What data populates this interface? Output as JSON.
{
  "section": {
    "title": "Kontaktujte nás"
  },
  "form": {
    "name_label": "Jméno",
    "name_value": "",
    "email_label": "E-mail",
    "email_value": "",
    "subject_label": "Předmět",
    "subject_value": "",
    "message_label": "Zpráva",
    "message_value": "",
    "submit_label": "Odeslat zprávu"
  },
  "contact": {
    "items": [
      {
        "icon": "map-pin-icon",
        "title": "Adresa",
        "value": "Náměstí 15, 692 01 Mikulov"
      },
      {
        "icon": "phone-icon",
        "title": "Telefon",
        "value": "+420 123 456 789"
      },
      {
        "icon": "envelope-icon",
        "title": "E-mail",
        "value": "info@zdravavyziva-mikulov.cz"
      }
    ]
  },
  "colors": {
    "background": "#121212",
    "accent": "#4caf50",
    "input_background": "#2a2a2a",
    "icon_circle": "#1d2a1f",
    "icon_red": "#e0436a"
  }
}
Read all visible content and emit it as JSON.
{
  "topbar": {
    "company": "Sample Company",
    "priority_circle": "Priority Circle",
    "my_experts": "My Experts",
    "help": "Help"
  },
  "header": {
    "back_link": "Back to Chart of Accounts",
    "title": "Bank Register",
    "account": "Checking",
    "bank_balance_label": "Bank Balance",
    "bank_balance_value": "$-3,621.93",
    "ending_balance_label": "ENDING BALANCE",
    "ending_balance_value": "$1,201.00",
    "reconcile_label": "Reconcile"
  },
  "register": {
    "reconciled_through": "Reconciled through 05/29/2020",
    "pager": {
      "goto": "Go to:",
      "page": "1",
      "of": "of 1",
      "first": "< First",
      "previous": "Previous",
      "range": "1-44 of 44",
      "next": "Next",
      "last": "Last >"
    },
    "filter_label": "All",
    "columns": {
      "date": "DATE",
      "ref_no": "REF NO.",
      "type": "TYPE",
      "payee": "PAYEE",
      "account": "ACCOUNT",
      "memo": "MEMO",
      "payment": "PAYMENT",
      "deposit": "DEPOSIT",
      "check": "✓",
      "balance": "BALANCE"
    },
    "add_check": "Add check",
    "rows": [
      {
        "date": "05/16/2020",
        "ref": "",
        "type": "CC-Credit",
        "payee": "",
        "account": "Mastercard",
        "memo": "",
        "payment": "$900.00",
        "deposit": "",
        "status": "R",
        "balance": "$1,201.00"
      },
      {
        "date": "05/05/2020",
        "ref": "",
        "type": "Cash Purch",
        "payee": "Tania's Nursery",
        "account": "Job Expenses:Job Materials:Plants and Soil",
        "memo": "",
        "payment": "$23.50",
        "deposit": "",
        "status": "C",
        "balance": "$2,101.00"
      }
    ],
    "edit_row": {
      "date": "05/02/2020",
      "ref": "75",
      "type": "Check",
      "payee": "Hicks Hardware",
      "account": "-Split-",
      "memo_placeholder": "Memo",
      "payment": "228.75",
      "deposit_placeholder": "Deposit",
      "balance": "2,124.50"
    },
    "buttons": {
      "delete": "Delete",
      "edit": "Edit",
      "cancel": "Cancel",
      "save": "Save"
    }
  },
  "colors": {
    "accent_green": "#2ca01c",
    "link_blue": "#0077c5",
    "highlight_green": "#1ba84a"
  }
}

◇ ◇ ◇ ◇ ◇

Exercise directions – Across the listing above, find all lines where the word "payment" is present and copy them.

Response –
      "payment": "PAYMENT",
        "payment": "$900.00",
        "payment": "$23.50",
      "payment": "228.75",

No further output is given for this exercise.